Withdrawal is the term given to the wide range of symptoms we can experience when stopping our drug of choice. Many of the symptoms are physical and have to do with our bodies’ intense reactions to withdrawing from the drugs they have become dependent upon. Some of the symptoms are mental and emotional, such as anxiety, mood swings and panic attacks. For withdrawal from more serious dependencies such as alcohol and benzodiazepines, we can require professional treatment because we can experience seizures and other life-threatening symptoms. Any kind of withdrawal is a test of our strength and our will.
When we are dependent upon addictive substances and behaviors, we come to feel like we can’t live without them. Our physical dependence is exacerbated by our emotional attachment. Our drugs of choice have become a form of security for us. We’ve been running from our pain so long we’re afraid to face it without numbing and self-medicating ourselves.
Making sure to have professional medical treatment if we need it, there are some additional things we can do to help ourselves get through the withdrawal process. For one, we can remind ourselves that this is temporary. This too shall pass. When we are in the middle of it, it can feel like we’ll never get through it. Each day, every hour, can feel like an eternity. Keep telling yourself that it will pass, and you will get through it, just like you’ve made it through other very difficult challenges in your life.
Affirm that you are strong enough to get through it. We adopt limiting beliefs about our strength and our capacity for handling difficulty. We come to believe that we are weak, that our addictions are evidence of that weakness. Your addictions haven’t gotten the best of you yet, though, and you are strong. Encourage and motivate yourself as much as you can.
Surround yourself with support. This is not the time to suffer alone in silence. Take advantage of the love, help and support of the people who care about you. Let yourself be pleasantly distracted by other people’s stories. Let them remind you of the person you were before your addiction took hold of your life. Reminisce about that person and know you will emerge an even better, stronger, more empowered version of that person. Enjoy the company of your loved ones, knowing that in recovery you will be able to be an even better friend to them because you will be happier, healthier and more at peace.

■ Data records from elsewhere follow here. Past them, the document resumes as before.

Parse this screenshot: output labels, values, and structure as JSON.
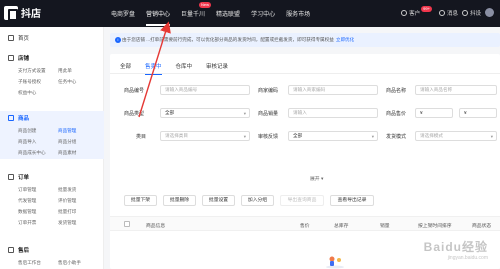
{
  "app": {
    "logo_text": "抖店"
  },
  "topnav": {
    "items": [
      {
        "label": "电商罗盘"
      },
      {
        "label": "营销中心"
      },
      {
        "label": "巨量千川",
        "badge": "New"
      },
      {
        "label": "精选联盟"
      },
      {
        "label": "学习中心"
      },
      {
        "label": "服务市场"
      }
    ],
    "active_index": 1,
    "right": {
      "customer": "客户",
      "message_badge": "99+",
      "message": "消息",
      "settings": "抖设"
    }
  },
  "sidebar": {
    "home": "首页",
    "sections": [
      {
        "title": "店铺",
        "items": [
          "支付方式设置",
          "用此单",
          "子账号授权",
          "任务中心",
          "权益中心"
        ]
      },
      {
        "title": "商品",
        "items": [
          "商品创建",
          "商品管理",
          "商品导入",
          "商品分组",
          "商品成长中心",
          "商品素材"
        ]
      },
      {
        "title": "订单",
        "items": [
          "订单管理",
          "批量发货",
          "代发管理",
          "评价管理",
          "数据管理",
          "批量打印",
          "订单开票",
          "发货管理"
        ]
      },
      {
        "title": "售后",
        "items": [
          "售后工作台",
          "售后小助手"
        ]
      }
    ],
    "active_item": "商品管理"
  },
  "notice": {
    "text": "由于您店铺 ...打单前需要前行完成，可以优化部分商品的发货时间，配置或拦截发货，即可获得专属权益",
    "link": "立即优化"
  },
  "tabs": [
    "全部",
    "售卖中",
    "仓库中",
    "审核记录"
  ],
  "active_tab": 1,
  "filters": {
    "row1": [
      {
        "label": "商品编号",
        "placeholder": "请输入商品编号"
      },
      {
        "label": "商家编码",
        "placeholder": "请输入商家编码"
      },
      {
        "label": "商品名称",
        "placeholder": "请输入商品名称"
      }
    ],
    "row2": [
      {
        "label": "商品类型",
        "value": "全部"
      },
      {
        "label": "商品销量",
        "placeholder": "请输入"
      },
      {
        "label": "商品售价",
        "placeholder": "¥"
      },
      {
        "label": "",
        "placeholder": "¥"
      }
    ],
    "row3": [
      {
        "label": "类目",
        "placeholder": "请选择类目"
      },
      {
        "label": "审核反馈",
        "value": "全部"
      },
      {
        "label": "发货模式",
        "placeholder": "请选择模式"
      }
    ],
    "expand": "展开"
  },
  "actions": [
    "批量下架",
    "批量删除",
    "批量设置",
    "加入分组",
    "导出查询商品",
    "查看导出记录"
  ],
  "table_headers": [
    "商品信息",
    "售价",
    "总库存",
    "销量",
    "按上架时间排序",
    "商品状态"
  ],
  "watermark": {
    "main": "Baidu经验",
    "sub": "jingyan.baidu.com"
  }
}
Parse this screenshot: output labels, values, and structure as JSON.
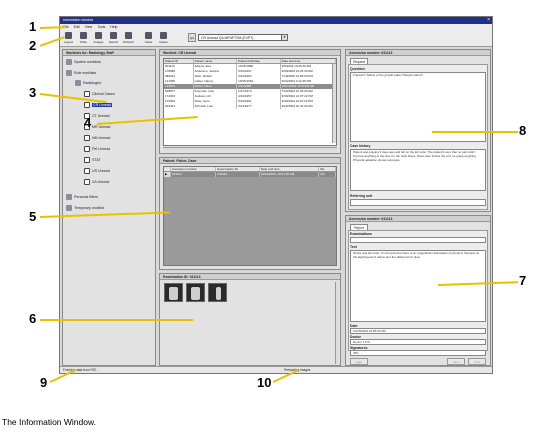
{
  "window": {
    "title": "Information window",
    "close_icon": "close-icon",
    "menu": [
      "File",
      "Edit",
      "View",
      "Tools",
      "Help"
    ]
  },
  "toolbar": {
    "buttons": [
      {
        "label": "Logout",
        "icon": "logout-icon"
      },
      {
        "label": "Write",
        "icon": "write-icon"
      },
      {
        "label": "Images",
        "icon": "images-icon"
      },
      {
        "label": "Search",
        "icon": "search-icon"
      },
      {
        "label": "Refresh",
        "icon": "refresh-icon"
      },
      {
        "label": "Close",
        "icon": "close-case-icon"
      },
      {
        "label": "Cases",
        "icon": "cases-icon"
      }
    ],
    "worklist_button": "QA",
    "worklist_select": "CR Unread QA  MFNPTSM  (EXPT)"
  },
  "navigator": {
    "title": "Worklists for: Radiology Staff",
    "items": [
      {
        "label": "System worklists"
      },
      {
        "label": "Role worklists"
      },
      {
        "label": "Radiologist"
      },
      {
        "label": "Clinical Cases"
      },
      {
        "label": "CR Unread"
      },
      {
        "label": "CT Unread"
      },
      {
        "label": "MR Unread"
      },
      {
        "label": "NM Unread"
      },
      {
        "label": "Pet Unread"
      },
      {
        "label": "STAT"
      },
      {
        "label": "US Unread"
      },
      {
        "label": "XA Unread"
      },
      {
        "label": "Personal filters"
      },
      {
        "label": "Temporary worklist"
      }
    ]
  },
  "worklist": {
    "title": "Worklist: CR Unread",
    "columns": [
      "Patient ID",
      "Patient name",
      "Patient birthdate",
      "Date and time"
    ],
    "rows": [
      [
        "001113",
        "Adams, Eva",
        "11/05/1968",
        "9/5/2004 10:26:20 AM"
      ],
      [
        "178086",
        "Anderson, Jeanne",
        "5/15/1997",
        "9/30/2004 10:26:30 AM"
      ],
      [
        "080012",
        "Allen, Robert",
        "3/12/1953",
        "7/19/2002 12:05:00 PM"
      ],
      [
        "121395",
        "Carter, Nancy",
        "10/25/1962",
        "9/24/2004 3:12:25 PM"
      ],
      [
        "126813",
        "Fisher, Dave",
        "2/11/1980",
        "10/11/2004 10:41:00 AM"
      ],
      [
        "528877",
        "Freeman, Lisa",
        "6/17/1974",
        "7/22/2004 10:40:00 AM"
      ],
      [
        "172003",
        "Jackson, Ali",
        "4/19/1957",
        "9/30/2004 12:07:22 PM"
      ],
      [
        "172030",
        "Ross, Sam",
        "5/19/1961",
        "9/30/2004 12:07:22 PM"
      ],
      [
        "003441",
        "Schmidt, Lisa",
        "3/14/1977",
        "9/22/2004 10:41:00 AM"
      ]
    ],
    "selected_row": 4
  },
  "exams": {
    "title": "Patient: Fisher, Dave",
    "columns": [
      "",
      "Accession number",
      "Examination ID",
      "Date and time",
      "Mo"
    ],
    "rows": [
      [
        "▶",
        "041113",
        "041113",
        "10/11/2004, 10:41:25 AM",
        "CR"
      ]
    ]
  },
  "images": {
    "title": "Examination ID: 041113",
    "thumbnails": 3
  },
  "request_panel": {
    "title": "Accession number: 041113",
    "tab": "Request",
    "question_label": "Question",
    "question_text": "Fracture? Status of the growth plate? Weight status?",
    "case_history_label": "Case history",
    "case_history_text": "Patient was playing 3 days ago and fell on the left wrist. The patient's rays that no pain didn't improve anything at the time for the wrist brace. Rises also shows the arm no grasp anything. Physical palpation shows soreness.",
    "referring_unit_label": "Referring unit",
    "referring_unit_value": ""
  },
  "report_panel": {
    "title": "Accession number: 041113",
    "tab": "Report",
    "examinations_label": "Examinations",
    "examinations_value": "",
    "text_label": "Text",
    "text_value": "Wrists and left wrist. On the left wrist there is an insignificant dislocation proximal in fractures at the Epiphyseal of radius and the distal part of ulna.",
    "date_label": "Date",
    "date_value": "10/15/2004 10:05:00 AM",
    "doctor_label": "Doctor",
    "doctor_value": "Doctor 1 P.D.",
    "signatures_label": "Signatures",
    "signatures_value": "JPK",
    "buttons": [
      "Sign",
      "Save",
      "Print"
    ]
  },
  "status": {
    "left": "Fetching data from RIS ...",
    "right": "Preloading images"
  },
  "callouts": [
    "1",
    "2",
    "3",
    "4",
    "5",
    "6",
    "7",
    "8",
    "9",
    "10"
  ],
  "caption": "The Information Window.",
  "colors": {
    "selection": "#1d3f99",
    "leader": "#e6c200",
    "titlebar": "#20308a"
  }
}
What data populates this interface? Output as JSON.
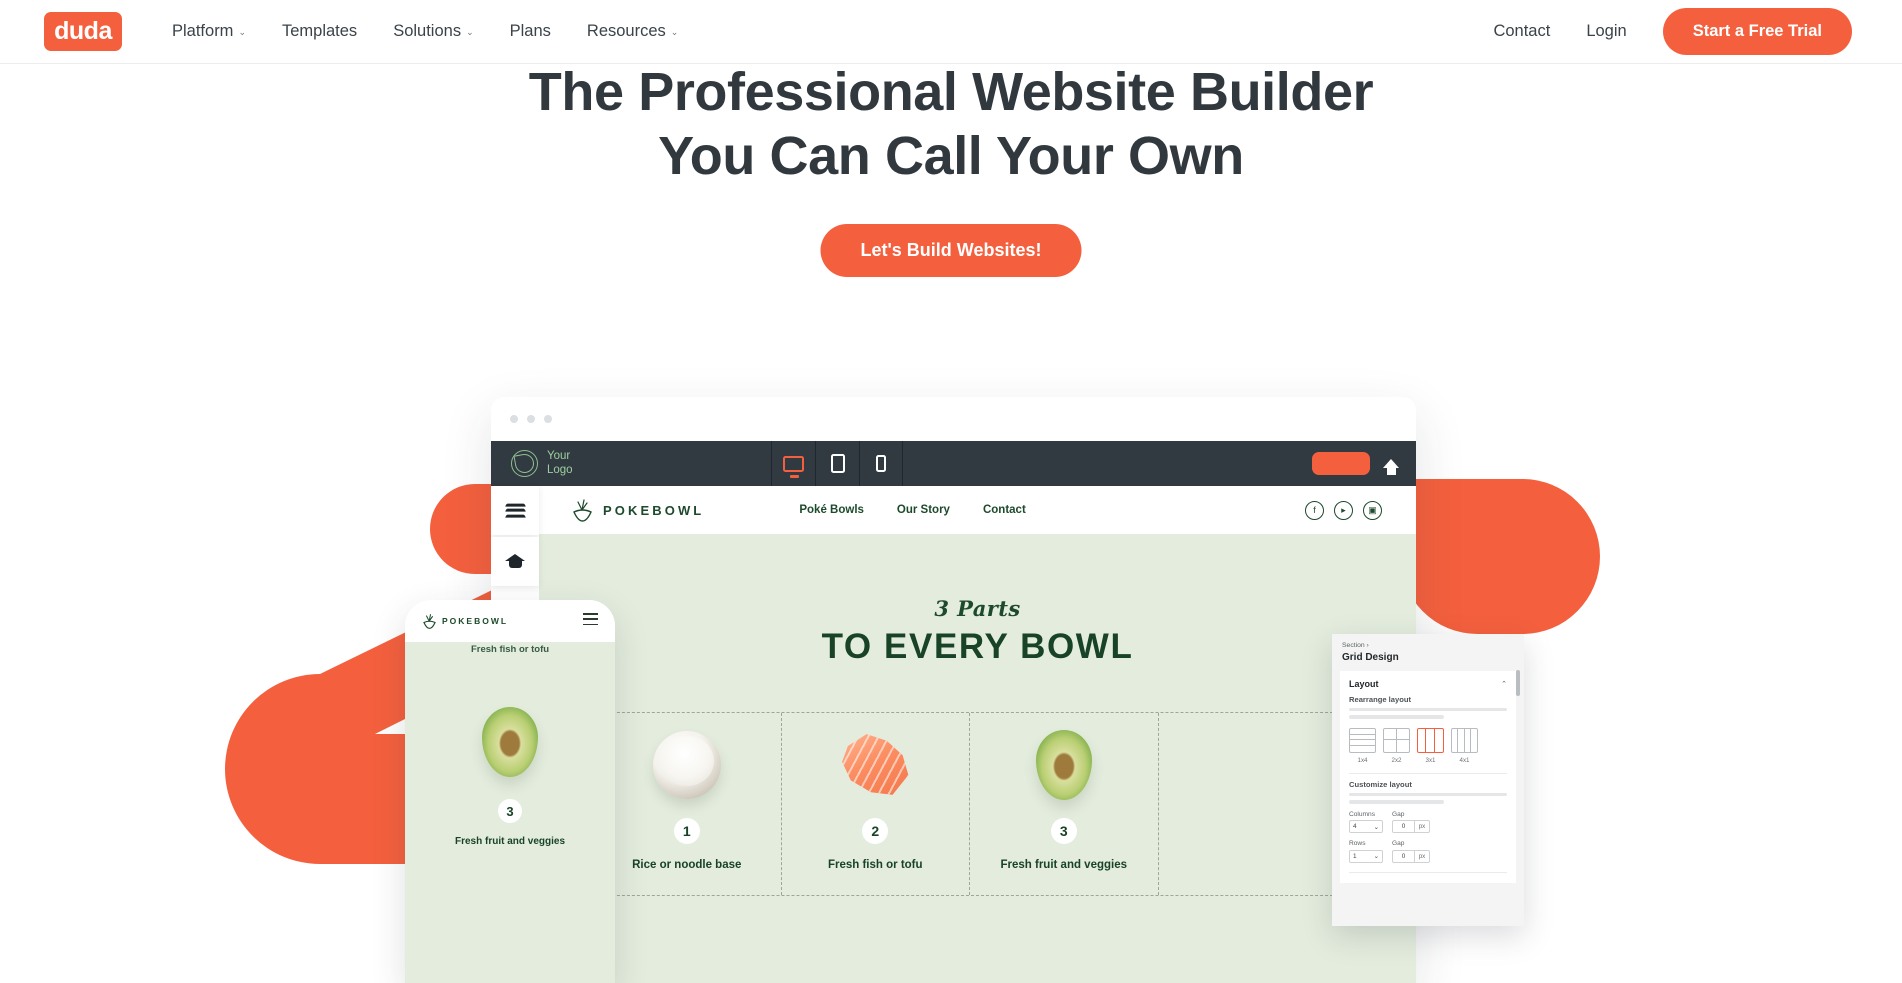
{
  "header": {
    "logo_text": "duda",
    "nav": [
      {
        "label": "Platform",
        "has_caret": true
      },
      {
        "label": "Templates",
        "has_caret": false
      },
      {
        "label": "Solutions",
        "has_caret": true
      },
      {
        "label": "Plans",
        "has_caret": false
      },
      {
        "label": "Resources",
        "has_caret": true
      }
    ],
    "contact_label": "Contact",
    "login_label": "Login",
    "trial_label": "Start a Free Trial",
    "caret_glyph": "⌄"
  },
  "hero": {
    "title_line1": "The Professional Website Builder",
    "title_line2": "You Can Call Your Own",
    "cta_label": "Let's Build Websites!"
  },
  "editor": {
    "logo_line1": "Your",
    "logo_line2": "Logo",
    "devices": [
      {
        "name": "desktop",
        "active": true
      },
      {
        "name": "tablet",
        "active": false
      },
      {
        "name": "mobile",
        "active": false
      }
    ],
    "rail": [
      {
        "icon": "layers-icon"
      },
      {
        "icon": "graduation-cap-icon"
      }
    ]
  },
  "site": {
    "brand": "POKEBOWL",
    "nav": [
      "Poké Bowls",
      "Our Story",
      "Contact"
    ],
    "socials": [
      {
        "name": "facebook-icon",
        "glyph": "f"
      },
      {
        "name": "youtube-icon",
        "glyph": "▸"
      },
      {
        "name": "instagram-icon",
        "glyph": "▣"
      }
    ],
    "section": {
      "script_title": "3 Parts",
      "main_title": "TO EVERY BOWL",
      "cards": [
        {
          "number": "1",
          "label": "Rice or noodle base",
          "image": "rice-bowl-image"
        },
        {
          "number": "2",
          "label": "Fresh fish or tofu",
          "image": "salmon-image"
        },
        {
          "number": "3",
          "label": "Fresh fruit and veggies",
          "image": "avocado-image"
        }
      ]
    }
  },
  "phone": {
    "brand": "POKEBOWL",
    "clipped_label": "Fresh fish or tofu",
    "number": "3",
    "label": "Fresh fruit and veggies"
  },
  "panel": {
    "breadcrumb": "Section ›",
    "title": "Grid Design",
    "layout_heading": "Layout",
    "collapse_glyph": "⌃",
    "rearrange_heading": "Rearrange layout",
    "layout_options": [
      {
        "caption": "1x4",
        "selected": false
      },
      {
        "caption": "2x2",
        "selected": false
      },
      {
        "caption": "3x1",
        "selected": true
      },
      {
        "caption": "4x1",
        "selected": false
      }
    ],
    "customize_heading": "Customize layout",
    "columns_label": "Columns",
    "columns_value": "4",
    "columns_gap_label": "Gap",
    "columns_gap_value": "0",
    "columns_gap_unit": "px",
    "rows_label": "Rows",
    "rows_value": "1",
    "rows_gap_label": "Gap",
    "rows_gap_value": "0",
    "rows_gap_unit": "px",
    "dropdown_glyph": "⌄"
  },
  "colors": {
    "brand_orange": "#f4603e",
    "dark_slate": "#313a40",
    "canvas_green": "#e3ecdd",
    "deep_green": "#184326"
  }
}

Many people have been helped by our treatment programs, and we can help you too. Call (800) 871-5440 for more information.